*TASK TO CARRY OUT*
Scan the material and copy every line in which "nincs" appears.

*SOURCE DATA*

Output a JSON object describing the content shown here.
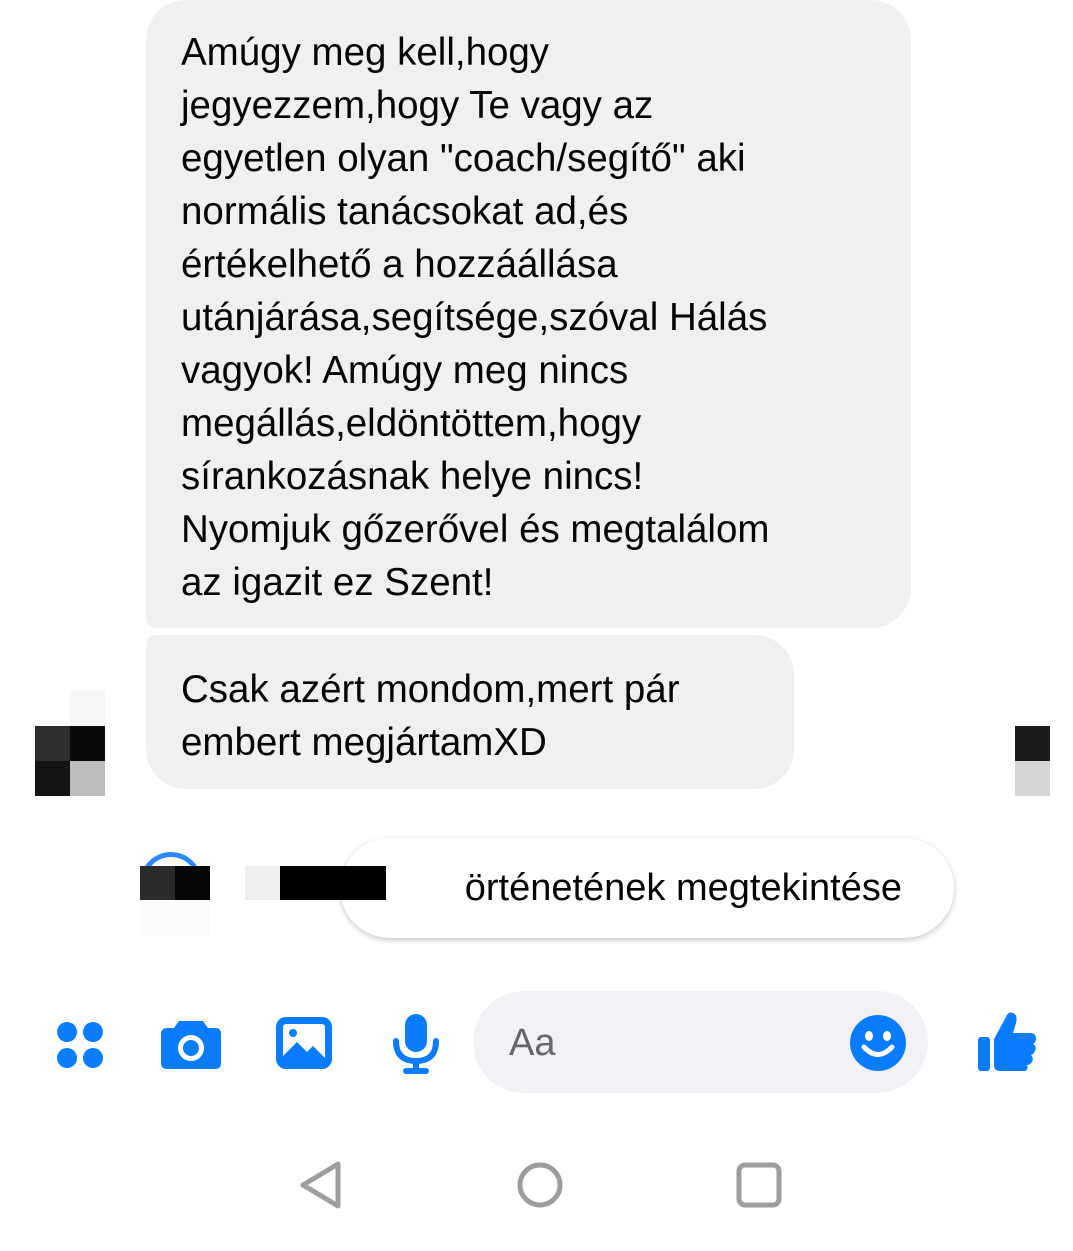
{
  "messages": [
    {
      "lines": [
        "Amúgy meg kell,hogy",
        "jegyezzem,hogy Te vagy az",
        "egyetlen olyan \"coach/segítő\" aki",
        "normális tanácsokat ad,és",
        "értékelhető a hozzáállása",
        "utánjárása,segítsége,szóval Hálás",
        "vagyok! Amúgy meg nincs",
        "megállás,eldöntöttem,hogy",
        "sírankozásnak helye nincs!",
        "Nyomjuk gőzerővel és megtalálom",
        "az igazit ez Szent!"
      ]
    },
    {
      "lines": [
        "Csak azért mondom,mert pár",
        "embert megjártamXD"
      ]
    }
  ],
  "story": {
    "label": "örténetének megtekintése"
  },
  "composer": {
    "placeholder": "Aa",
    "icons": [
      "menu-dots-icon",
      "camera-icon",
      "gallery-icon",
      "microphone-icon",
      "emoji-icon",
      "thumbs-up-icon"
    ]
  },
  "colors": {
    "accent": "#0a7cff",
    "bubble": "#f0f0f0",
    "nav": "#9e9e9e"
  }
}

*TASK RESPONSE*
        "vagyok! Amúgy meg nincs",
        "sírankozásnak helye nincs!",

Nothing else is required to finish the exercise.